▶ [TASK DIRECTIONS]: Omit all pictures, then retype the data exactly as given.

BEGIN DATA FOR ANALYSIS

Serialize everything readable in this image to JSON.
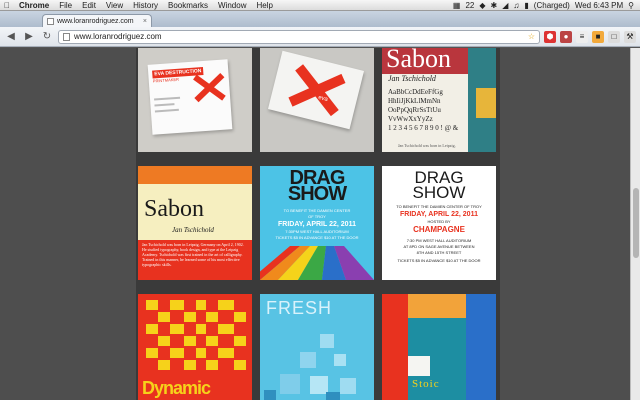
{
  "menubar": {
    "items": [
      "Chrome",
      "File",
      "Edit",
      "View",
      "History",
      "Bookmarks",
      "Window",
      "Help"
    ],
    "status": {
      "badge": "22",
      "battery": "(Charged)",
      "clock": "Wed 6:43 PM"
    }
  },
  "tab": {
    "title": "www.loranrodriguez.com"
  },
  "toolbar": {
    "url": "www.loranrodriguez.com"
  },
  "tiles": {
    "card_front": {
      "name": "EVA DESTRUCTION",
      "role": "PRINTMAKER"
    },
    "card_back": {
      "logo": "eva"
    },
    "sabon_specimen": {
      "title": "Sabon",
      "author": "Jan Tschichold",
      "upper": "AaBbCcDdEeFfGg",
      "upper2": "HhIiJjKkLlMmNn",
      "upper3": "OoPpQqRrSsTtUu",
      "upper4": "VvWwXxYyZz",
      "digits": "1 2 3 4 5 6 7 8 9 0 ! @ &",
      "caption": "Jan Tschichold was born in Leipzig,"
    },
    "sabon_poster": {
      "title": "Sabon",
      "author": "Jan Tschichold",
      "body": "Jan Tschichold was born in Leipzig, Germany on April 2, 1902. He studied typography, book design, and type at the Leipzig Academy. Tschichold was first trained in the art of calligraphy. Trained in this manner, he learned some of his most effective typographic skills."
    },
    "drag_blue": {
      "title1": "DRAG",
      "title2": "SHOW",
      "line1": "TO BENEFIT THE DAMIEN CENTER",
      "line2": "OF TROY",
      "date": "FRIDAY, APRIL 22, 2011",
      "line3": "7:30PM WEST HALL AUDITORIUM",
      "line4": "TICKETS $5 IN ADVANCE $10 AT THE DOOR"
    },
    "drag_white": {
      "title1": "DRAG",
      "title2": "SHOW",
      "line1": "TO BENEFIT THE DAMIEN CENTER OF TROY",
      "date": "FRIDAY, APRIL 22, 2011",
      "hosted": "HOSTED BY",
      "host": "CHAMPAGNE",
      "venue1": "7:30 PM WEST HALL AUDITORIUM",
      "venue2": "AT 8PD ON SAGE AVENUE BETWEEN",
      "venue3": "8TH AND 15TH STREET",
      "tickets": "TICKETS $5 IN ADVANCE $10 AT THE DOOR"
    },
    "dynamic": {
      "title": "Dynamic"
    },
    "fresh": {
      "title": "FRESH"
    },
    "stoic": {
      "title": "Stoic"
    }
  },
  "colors": {
    "accent_red": "#e8321f",
    "drag_blue": "#4cc3e6",
    "fresh_blue": "#58c3e4",
    "sabon_cream": "#f6efc0",
    "stoic_teal": "#1d8ea2"
  }
}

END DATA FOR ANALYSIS

▶ [COMPLETED TASK]:
Serialize everything readable in this image to JSON.
{
  "menubar": {
    "items": [
      "Chrome",
      "File",
      "Edit",
      "View",
      "History",
      "Bookmarks",
      "Window",
      "Help"
    ],
    "status": {
      "badge": "22",
      "battery": "(Charged)",
      "clock": "Wed 6:43 PM"
    }
  },
  "tab": {
    "title": "www.loranrodriguez.com"
  },
  "toolbar": {
    "url": "www.loranrodriguez.com"
  },
  "tiles": {
    "card_front": {
      "name": "EVA DESTRUCTION",
      "role": "PRINTMAKER"
    },
    "card_back": {
      "logo": "eva"
    },
    "sabon_specimen": {
      "title": "Sabon",
      "author": "Jan Tschichold",
      "upper": "AaBbCcDdEeFfGg",
      "upper2": "HhIiJjKkLlMmNn",
      "upper3": "OoPpQqRrSsTtUu",
      "upper4": "VvWwXxYyZz",
      "digits": "1 2 3 4 5 6 7 8 9 0 ! @ &",
      "caption": "Jan Tschichold was born in Leipzig,"
    },
    "sabon_poster": {
      "title": "Sabon",
      "author": "Jan Tschichold",
      "body": "Jan Tschichold was born in Leipzig, Germany on April 2, 1902. He studied typography, book design, and type at the Leipzig Academy. Tschichold was first trained in the art of calligraphy. Trained in this manner, he learned some of his most effective typographic skills."
    },
    "drag_blue": {
      "title1": "DRAG",
      "title2": "SHOW",
      "line1": "TO BENEFIT THE DAMIEN CENTER",
      "line2": "OF TROY",
      "date": "FRIDAY, APRIL 22, 2011",
      "line3": "7:30PM WEST HALL AUDITORIUM",
      "line4": "TICKETS $5 IN ADVANCE $10 AT THE DOOR"
    },
    "drag_white": {
      "title1": "DRAG",
      "title2": "SHOW",
      "line1": "TO BENEFIT THE DAMIEN CENTER OF TROY",
      "date": "FRIDAY, APRIL 22, 2011",
      "hosted": "HOSTED BY",
      "host": "CHAMPAGNE",
      "venue1": "7:30 PM WEST HALL AUDITORIUM",
      "venue2": "AT 8PD ON SAGE AVENUE BETWEEN",
      "venue3": "8TH AND 15TH STREET",
      "tickets": "TICKETS $5 IN ADVANCE $10 AT THE DOOR"
    },
    "dynamic": {
      "title": "Dynamic"
    },
    "fresh": {
      "title": "FRESH"
    },
    "stoic": {
      "title": "Stoic"
    }
  },
  "colors": {
    "accent_red": "#e8321f",
    "drag_blue": "#4cc3e6",
    "fresh_blue": "#58c3e4",
    "sabon_cream": "#f6efc0",
    "stoic_teal": "#1d8ea2"
  }
}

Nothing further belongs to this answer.